It is the spring of 2024 and Luper Beauchamps, a bright and promising Ph.D. candidate in Astronomy, is busy collecting data. Working at the Tektite Ridge Observatory, under the guidance of Professor Walter Hally, Luper is supposed to be working out monthly results for his boss. But instead the young scientist has been busy analyzing some interesting anomalies that he has discovered over the course of several months of data taking. Confrontation soon develops between Luper and Professor Hally, an insecure, overbearing, obnoxious and all-around nasty person.   Even with Professor Hally’s constant attempts to sabotage Luper’s research, the Ph.D. candidate discovers not one, but two comets. The second comet, huge, long, cylindrical, and rotating, is nicknamed the ‘spinning rod.’ All is going well at the research lab until Luper and his colleagues realize that the second comet has split in two and that both sections are hurling toward Earth. Will either (or both) sections of the comet, dubbed KOA-1 and KOA-2, slam into Earth, or will they pass harmlessly by our planet? That is the question that keeps readers glued to the pages of The Oortian Summer.   The concept of a comet crashing into Earth is certainly not a new idea, but The Oortian Summer offers much more than a simple comet plot. The researchers discover that the comets in question are made of iron and are having a harmful effect on the magnetic fields on Earth. Migratory animals that rely on those fields soon start showing navigation problems. It doesn’t take long for the scientists to realize that the two large comets speeding toward Earth may cause a devastating geomagnetic flip. But there are other problems too – computers at the lab keep crashing, leeks in the nearby greenhouse are growing at an alarming rate, and a couple of the older professors’ rheumatism has disappeared. Are these events related to the comets’ approach? There is plenty of mystery to solve in this book.   What sets The Oortian Summer apart from other science fiction novels is the interplay between the colleagues in the lab. Professor Hally, in the words of Luper, is a “dirty hypocrite,” and after all the terrible things he does to Luper, the reader will be rooting for the younger scientist. There are also the beautiful twins, Andrea and Andina, Dr. Tom Green who comes to Luper’s aid again and again, the bumbling post-docs Lex and Briny, Panthus, a fat and lazy cat, as well as several other notable characters.
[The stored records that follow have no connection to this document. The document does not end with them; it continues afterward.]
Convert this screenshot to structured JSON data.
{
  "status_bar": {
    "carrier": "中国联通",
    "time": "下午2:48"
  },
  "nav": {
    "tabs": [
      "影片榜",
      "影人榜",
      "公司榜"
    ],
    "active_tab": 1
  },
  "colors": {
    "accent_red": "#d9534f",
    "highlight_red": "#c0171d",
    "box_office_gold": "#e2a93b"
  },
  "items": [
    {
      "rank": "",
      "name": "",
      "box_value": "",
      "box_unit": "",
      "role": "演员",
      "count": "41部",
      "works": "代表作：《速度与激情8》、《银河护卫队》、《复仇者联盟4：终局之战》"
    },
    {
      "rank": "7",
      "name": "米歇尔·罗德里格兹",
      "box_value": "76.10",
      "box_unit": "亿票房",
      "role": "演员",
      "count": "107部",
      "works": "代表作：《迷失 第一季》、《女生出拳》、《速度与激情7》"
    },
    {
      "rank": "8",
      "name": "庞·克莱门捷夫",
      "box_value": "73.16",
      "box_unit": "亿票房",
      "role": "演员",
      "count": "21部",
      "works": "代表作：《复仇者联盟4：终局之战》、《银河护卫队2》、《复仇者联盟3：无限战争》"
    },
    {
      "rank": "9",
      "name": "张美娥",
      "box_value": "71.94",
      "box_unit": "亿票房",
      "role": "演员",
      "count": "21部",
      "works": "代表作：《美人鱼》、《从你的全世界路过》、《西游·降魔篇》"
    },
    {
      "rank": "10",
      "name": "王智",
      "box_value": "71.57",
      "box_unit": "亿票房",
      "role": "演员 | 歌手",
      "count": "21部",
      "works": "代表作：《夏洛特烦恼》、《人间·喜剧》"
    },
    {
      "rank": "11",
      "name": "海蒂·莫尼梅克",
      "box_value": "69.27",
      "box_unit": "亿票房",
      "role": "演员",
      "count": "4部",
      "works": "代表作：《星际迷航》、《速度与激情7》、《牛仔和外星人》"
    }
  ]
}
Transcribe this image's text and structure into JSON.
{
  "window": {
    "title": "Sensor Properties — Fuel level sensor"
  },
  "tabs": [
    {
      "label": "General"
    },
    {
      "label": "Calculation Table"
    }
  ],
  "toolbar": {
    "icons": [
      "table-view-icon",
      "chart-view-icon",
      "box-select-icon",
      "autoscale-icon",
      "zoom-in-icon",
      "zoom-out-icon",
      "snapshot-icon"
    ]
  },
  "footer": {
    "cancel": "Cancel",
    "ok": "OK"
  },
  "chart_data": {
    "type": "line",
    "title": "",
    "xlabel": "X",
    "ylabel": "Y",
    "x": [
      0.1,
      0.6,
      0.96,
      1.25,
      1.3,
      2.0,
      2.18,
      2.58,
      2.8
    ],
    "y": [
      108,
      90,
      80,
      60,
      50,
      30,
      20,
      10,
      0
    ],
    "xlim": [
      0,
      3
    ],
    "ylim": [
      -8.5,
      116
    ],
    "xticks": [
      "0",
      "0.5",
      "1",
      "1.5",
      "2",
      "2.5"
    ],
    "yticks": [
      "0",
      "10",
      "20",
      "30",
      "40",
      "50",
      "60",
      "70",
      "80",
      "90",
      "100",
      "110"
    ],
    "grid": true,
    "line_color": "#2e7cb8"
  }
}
The way this mismatched group interacts as they work in tight quarters in an observatory is perhaps the highlight of this book. The author has created a group of very real characters, most of whom are quite likeable, while a few have no redeemable characteristics.   The author is a retired scientist and his scientific background shows through in his story where the action closely mirrors that in a real life laboratory. Unlike many novels where the characters come to a solution quickly, the researchers in Rydon’s story struggle with the science and math behind the problem. There are plenty of false starts, wrong solutions, and miscalculations. Following along as the scientists work out the problems associated with the comets keeps the action going at a quick pace.   Quill says: The Oortian Summer is an entertaining science fiction novel with plenty of real science thrown in to keep the action realistic.   Feathered Quill Book Reviews    

Feathered Quill Book Reviews

Reviewed by: Ellen Feld Review Date:

7 August 2009 


The Oortian Summer (Science Fiction Novel)

Richard what a great story line. Will love reading it.